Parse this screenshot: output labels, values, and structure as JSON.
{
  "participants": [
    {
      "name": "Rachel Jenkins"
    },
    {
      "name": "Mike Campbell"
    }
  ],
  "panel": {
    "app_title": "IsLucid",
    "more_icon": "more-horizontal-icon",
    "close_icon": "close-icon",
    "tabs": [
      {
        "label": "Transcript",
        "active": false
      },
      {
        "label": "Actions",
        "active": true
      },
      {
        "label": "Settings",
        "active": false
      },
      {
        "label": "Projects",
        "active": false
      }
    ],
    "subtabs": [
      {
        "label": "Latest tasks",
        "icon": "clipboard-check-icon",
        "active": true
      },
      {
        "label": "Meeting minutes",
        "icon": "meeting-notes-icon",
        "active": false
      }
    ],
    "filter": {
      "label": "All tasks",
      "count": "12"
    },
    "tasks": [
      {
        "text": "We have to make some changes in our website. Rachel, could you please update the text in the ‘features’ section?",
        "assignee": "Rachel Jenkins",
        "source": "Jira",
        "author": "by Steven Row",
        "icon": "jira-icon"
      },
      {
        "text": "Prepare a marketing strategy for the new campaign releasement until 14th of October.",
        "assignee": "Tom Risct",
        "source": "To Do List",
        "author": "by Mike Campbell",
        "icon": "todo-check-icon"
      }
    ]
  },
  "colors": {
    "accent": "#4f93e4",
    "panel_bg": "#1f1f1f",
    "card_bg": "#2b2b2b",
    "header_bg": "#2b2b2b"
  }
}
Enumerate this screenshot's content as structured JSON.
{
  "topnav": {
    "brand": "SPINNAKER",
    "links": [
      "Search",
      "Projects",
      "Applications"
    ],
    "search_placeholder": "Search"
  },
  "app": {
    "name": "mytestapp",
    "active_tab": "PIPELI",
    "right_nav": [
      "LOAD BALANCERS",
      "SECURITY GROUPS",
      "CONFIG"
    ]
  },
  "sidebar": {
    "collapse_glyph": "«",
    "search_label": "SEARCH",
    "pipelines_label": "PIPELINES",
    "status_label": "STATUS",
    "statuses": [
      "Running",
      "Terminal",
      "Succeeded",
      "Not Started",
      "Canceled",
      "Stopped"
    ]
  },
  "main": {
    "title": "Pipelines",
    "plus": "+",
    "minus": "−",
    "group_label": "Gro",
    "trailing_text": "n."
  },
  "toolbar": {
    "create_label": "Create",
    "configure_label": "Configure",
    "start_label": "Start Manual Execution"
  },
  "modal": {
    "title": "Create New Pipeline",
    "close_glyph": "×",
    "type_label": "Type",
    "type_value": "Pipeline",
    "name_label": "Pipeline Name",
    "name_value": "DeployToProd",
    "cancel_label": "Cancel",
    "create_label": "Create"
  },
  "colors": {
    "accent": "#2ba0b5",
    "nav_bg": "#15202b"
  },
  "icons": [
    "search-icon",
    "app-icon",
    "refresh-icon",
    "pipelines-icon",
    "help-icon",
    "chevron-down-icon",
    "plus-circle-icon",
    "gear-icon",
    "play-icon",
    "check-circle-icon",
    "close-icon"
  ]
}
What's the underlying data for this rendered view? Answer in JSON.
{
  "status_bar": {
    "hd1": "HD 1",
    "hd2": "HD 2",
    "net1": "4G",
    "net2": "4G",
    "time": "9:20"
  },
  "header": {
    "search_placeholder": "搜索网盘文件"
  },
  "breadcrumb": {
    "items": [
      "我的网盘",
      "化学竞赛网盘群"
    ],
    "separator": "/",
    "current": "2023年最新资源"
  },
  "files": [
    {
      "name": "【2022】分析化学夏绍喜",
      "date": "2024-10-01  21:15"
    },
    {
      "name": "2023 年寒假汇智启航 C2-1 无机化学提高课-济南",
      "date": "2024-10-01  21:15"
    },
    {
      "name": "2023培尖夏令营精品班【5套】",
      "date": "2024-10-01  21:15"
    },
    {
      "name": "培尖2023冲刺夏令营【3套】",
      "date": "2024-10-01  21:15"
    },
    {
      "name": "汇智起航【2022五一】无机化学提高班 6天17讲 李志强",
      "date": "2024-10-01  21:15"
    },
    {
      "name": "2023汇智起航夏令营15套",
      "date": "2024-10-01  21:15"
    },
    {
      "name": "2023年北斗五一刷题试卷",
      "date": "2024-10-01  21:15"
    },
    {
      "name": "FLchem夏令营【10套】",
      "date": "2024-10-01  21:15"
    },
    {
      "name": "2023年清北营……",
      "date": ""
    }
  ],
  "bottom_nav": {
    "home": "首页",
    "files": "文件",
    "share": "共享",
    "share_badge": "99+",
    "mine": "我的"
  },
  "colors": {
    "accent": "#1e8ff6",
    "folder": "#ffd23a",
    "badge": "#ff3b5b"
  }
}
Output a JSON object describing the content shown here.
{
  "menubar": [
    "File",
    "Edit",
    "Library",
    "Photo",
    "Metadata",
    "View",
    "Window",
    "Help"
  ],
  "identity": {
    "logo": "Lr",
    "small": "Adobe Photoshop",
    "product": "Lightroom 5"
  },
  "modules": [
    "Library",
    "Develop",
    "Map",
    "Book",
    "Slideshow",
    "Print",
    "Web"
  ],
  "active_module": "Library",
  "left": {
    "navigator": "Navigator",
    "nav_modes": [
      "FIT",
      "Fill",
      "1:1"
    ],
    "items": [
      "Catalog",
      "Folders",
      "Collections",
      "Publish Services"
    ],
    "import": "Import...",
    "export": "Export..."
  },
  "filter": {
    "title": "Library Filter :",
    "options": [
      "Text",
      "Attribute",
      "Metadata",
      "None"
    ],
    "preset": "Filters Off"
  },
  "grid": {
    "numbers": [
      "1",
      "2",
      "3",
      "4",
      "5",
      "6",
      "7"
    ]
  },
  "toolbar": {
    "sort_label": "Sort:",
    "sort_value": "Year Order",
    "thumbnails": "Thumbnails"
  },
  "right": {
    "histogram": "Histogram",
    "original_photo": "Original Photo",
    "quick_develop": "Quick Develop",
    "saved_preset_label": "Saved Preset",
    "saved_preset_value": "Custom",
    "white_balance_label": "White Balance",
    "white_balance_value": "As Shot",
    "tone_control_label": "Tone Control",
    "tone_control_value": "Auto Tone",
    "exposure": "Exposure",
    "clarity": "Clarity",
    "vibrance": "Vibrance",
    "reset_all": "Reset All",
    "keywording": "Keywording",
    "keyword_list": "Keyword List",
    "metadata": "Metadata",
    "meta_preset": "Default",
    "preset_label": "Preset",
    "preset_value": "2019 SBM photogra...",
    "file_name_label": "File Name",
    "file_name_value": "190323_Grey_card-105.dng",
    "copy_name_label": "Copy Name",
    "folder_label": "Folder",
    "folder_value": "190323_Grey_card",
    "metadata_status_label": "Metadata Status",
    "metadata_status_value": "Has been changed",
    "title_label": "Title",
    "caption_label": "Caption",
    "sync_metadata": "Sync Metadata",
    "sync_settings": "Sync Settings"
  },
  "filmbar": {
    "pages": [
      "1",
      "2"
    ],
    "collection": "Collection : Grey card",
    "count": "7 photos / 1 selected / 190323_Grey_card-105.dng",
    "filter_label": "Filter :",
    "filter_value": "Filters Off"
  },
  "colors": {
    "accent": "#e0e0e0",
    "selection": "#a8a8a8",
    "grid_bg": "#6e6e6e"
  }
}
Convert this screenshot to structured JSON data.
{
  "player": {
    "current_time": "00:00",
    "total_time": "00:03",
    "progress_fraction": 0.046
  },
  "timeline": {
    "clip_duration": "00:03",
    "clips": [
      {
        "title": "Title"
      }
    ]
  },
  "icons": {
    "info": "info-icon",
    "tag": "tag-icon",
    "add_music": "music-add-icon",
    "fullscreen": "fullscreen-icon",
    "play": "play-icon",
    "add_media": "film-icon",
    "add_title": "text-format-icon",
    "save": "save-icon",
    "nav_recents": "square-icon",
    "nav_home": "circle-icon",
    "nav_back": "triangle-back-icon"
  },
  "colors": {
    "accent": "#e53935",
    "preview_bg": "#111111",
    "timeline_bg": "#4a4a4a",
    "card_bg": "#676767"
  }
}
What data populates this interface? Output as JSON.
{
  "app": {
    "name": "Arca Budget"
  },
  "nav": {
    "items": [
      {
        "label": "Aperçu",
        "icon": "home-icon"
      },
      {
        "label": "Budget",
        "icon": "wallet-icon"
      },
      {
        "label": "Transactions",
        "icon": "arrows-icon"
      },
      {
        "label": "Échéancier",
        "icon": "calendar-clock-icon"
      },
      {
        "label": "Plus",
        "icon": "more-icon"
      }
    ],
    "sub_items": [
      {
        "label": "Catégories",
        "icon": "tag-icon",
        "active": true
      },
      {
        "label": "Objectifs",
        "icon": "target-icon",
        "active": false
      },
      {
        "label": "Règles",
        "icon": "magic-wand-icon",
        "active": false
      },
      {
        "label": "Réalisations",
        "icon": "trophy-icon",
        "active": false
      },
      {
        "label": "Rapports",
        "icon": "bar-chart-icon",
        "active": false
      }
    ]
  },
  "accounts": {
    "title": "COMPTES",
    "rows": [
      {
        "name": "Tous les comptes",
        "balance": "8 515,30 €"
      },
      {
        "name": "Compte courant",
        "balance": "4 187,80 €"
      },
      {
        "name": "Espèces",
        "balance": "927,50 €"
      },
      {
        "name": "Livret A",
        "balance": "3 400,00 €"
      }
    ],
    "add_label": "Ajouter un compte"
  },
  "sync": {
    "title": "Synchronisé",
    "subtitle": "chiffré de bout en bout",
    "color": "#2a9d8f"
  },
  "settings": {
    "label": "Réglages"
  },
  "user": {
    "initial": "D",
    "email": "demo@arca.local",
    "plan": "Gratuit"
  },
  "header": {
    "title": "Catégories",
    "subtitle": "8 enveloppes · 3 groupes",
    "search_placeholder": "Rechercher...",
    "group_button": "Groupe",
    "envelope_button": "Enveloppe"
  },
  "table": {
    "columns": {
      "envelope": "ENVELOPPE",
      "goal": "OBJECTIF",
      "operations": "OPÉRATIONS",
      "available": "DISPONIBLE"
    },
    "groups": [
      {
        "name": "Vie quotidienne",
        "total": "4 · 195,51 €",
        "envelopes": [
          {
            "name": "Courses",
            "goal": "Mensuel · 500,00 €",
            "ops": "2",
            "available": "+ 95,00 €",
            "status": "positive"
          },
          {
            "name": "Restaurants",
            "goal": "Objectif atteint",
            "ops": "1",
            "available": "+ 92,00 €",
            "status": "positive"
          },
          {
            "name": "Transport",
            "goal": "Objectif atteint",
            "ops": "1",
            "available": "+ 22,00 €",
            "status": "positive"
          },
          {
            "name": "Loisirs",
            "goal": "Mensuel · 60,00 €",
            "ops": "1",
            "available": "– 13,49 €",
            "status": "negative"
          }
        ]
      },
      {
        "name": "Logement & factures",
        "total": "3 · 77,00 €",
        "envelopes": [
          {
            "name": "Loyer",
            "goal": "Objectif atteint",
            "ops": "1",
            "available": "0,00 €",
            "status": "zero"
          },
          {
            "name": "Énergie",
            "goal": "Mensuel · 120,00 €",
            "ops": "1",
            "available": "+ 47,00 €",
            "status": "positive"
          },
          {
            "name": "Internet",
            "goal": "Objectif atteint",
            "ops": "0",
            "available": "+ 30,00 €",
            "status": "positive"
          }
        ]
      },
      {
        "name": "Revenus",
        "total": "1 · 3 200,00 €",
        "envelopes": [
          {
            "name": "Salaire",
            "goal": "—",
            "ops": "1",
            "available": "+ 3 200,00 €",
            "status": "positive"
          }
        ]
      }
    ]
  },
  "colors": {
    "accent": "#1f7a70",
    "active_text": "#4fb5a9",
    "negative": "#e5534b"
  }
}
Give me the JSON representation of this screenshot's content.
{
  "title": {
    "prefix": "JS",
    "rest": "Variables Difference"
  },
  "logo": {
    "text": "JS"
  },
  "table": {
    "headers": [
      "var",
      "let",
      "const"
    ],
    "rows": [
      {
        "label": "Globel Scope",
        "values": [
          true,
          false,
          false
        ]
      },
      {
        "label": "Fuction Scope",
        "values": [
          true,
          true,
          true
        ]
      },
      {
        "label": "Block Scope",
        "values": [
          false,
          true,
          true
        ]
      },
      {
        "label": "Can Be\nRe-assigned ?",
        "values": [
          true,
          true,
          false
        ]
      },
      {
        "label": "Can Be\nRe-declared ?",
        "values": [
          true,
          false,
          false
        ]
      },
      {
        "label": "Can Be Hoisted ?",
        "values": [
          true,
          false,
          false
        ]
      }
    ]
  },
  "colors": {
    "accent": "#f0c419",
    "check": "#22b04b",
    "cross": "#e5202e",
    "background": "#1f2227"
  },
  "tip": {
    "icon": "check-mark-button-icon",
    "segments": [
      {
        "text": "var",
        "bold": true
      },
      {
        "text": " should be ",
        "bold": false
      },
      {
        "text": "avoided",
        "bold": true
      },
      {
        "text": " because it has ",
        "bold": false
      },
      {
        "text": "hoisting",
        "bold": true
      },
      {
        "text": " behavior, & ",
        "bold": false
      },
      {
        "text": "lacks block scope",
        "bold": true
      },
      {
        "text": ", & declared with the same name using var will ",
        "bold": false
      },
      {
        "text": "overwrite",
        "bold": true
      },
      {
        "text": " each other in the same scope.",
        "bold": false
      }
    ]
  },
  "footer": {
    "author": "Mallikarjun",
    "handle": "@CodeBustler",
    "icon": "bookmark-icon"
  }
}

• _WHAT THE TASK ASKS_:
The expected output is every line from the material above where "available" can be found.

• _SOLVED PROBLEM_:
      "available": "DISPONIBLE"
            "available": "+ 95,00 €",
            "available": "+ 92,00 €",
            "available": "+ 22,00 €",
            "available": "– 13,49 €",
            "available": "0,00 €",
            "available": "+ 47,00 €",
            "available": "+ 30,00 €",
            "available": "+ 3 200,00 €",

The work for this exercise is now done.